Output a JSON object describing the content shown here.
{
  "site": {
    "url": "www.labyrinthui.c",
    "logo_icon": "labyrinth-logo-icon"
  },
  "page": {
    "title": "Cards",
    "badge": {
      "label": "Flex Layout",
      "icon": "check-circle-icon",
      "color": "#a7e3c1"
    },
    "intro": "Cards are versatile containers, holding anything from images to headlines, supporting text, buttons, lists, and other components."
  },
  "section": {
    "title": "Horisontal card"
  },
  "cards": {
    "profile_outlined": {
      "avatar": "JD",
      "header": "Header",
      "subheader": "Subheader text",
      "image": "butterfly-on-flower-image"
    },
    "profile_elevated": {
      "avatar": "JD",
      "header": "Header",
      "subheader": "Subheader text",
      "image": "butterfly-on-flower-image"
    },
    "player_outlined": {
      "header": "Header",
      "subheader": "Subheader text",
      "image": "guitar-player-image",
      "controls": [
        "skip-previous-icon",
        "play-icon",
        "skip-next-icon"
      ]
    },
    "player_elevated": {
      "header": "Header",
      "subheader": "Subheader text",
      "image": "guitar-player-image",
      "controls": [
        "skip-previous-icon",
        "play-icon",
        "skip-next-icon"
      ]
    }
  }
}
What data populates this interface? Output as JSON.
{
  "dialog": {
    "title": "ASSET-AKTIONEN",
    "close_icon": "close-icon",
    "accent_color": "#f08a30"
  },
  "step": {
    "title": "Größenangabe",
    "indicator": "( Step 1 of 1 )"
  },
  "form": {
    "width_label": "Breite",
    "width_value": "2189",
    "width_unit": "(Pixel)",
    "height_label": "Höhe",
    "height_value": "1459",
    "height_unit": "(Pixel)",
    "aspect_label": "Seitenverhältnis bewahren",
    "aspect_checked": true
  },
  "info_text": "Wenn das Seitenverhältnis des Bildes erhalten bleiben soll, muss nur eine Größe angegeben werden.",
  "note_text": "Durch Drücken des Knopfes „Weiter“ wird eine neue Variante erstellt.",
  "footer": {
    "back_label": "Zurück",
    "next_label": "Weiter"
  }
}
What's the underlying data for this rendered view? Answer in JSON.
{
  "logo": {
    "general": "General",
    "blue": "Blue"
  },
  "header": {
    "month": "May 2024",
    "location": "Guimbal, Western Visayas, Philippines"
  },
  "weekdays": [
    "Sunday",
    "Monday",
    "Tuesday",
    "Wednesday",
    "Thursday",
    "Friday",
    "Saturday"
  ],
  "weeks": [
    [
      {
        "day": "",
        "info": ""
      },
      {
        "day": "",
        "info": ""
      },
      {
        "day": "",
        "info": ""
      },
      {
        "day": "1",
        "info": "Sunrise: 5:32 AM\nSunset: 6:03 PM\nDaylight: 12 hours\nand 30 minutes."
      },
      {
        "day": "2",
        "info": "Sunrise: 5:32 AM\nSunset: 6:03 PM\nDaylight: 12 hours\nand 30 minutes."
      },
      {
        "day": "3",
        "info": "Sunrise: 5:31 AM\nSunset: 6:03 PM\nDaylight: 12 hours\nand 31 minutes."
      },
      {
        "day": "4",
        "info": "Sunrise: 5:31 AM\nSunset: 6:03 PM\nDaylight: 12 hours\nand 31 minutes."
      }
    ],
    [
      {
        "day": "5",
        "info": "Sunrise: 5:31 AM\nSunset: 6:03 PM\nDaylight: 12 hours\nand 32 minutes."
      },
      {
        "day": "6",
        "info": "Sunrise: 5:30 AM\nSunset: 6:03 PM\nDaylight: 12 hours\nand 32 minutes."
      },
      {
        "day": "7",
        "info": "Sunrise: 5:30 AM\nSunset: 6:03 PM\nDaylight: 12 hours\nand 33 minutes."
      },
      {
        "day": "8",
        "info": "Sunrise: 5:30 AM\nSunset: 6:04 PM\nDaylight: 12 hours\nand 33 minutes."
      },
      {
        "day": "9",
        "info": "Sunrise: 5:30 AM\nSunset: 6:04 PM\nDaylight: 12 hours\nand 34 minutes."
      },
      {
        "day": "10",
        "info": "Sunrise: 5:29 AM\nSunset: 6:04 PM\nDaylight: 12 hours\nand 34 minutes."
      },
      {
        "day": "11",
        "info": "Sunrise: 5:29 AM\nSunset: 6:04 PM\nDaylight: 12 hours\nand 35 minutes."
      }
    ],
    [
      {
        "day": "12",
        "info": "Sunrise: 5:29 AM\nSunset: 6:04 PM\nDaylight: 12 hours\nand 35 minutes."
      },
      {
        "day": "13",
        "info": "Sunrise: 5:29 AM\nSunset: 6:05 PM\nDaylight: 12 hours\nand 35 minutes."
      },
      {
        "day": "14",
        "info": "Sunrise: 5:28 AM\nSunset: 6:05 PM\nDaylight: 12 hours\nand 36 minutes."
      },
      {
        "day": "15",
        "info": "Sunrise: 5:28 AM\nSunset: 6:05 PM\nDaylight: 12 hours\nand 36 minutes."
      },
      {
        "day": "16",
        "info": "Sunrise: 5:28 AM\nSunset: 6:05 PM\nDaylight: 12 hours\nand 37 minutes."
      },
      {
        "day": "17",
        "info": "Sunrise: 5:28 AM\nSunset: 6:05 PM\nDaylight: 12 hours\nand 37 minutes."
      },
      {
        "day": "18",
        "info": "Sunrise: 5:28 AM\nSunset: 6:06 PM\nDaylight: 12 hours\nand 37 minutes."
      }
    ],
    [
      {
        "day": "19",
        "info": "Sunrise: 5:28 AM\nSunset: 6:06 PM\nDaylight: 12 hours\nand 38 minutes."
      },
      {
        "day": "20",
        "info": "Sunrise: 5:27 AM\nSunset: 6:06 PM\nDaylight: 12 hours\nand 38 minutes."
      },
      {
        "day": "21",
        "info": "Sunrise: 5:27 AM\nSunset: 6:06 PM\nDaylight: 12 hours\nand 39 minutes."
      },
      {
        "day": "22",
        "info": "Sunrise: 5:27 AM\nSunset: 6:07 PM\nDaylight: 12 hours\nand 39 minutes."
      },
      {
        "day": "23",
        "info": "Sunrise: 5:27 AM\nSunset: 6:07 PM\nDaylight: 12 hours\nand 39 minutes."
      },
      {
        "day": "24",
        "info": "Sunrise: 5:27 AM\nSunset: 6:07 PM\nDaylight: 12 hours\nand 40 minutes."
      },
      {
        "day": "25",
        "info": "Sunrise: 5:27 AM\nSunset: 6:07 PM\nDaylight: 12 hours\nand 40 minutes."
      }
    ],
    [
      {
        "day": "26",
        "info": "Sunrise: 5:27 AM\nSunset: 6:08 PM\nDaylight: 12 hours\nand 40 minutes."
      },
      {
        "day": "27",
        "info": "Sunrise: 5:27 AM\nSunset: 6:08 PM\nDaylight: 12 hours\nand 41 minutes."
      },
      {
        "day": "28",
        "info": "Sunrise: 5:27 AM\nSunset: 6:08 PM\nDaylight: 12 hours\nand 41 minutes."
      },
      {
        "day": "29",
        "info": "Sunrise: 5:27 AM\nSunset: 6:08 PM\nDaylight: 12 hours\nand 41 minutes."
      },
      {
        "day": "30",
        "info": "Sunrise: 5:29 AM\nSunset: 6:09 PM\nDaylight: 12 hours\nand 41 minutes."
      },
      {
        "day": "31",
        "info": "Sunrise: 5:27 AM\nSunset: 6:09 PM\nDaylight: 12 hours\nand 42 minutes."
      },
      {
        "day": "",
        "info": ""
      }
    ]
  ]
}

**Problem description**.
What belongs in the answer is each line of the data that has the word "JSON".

**Exercise solution**.
Output a JSON object describing the content shown here.
What data populates this interface? Output as JSON.
What's the underlying data for this rendered view? Answer in JSON.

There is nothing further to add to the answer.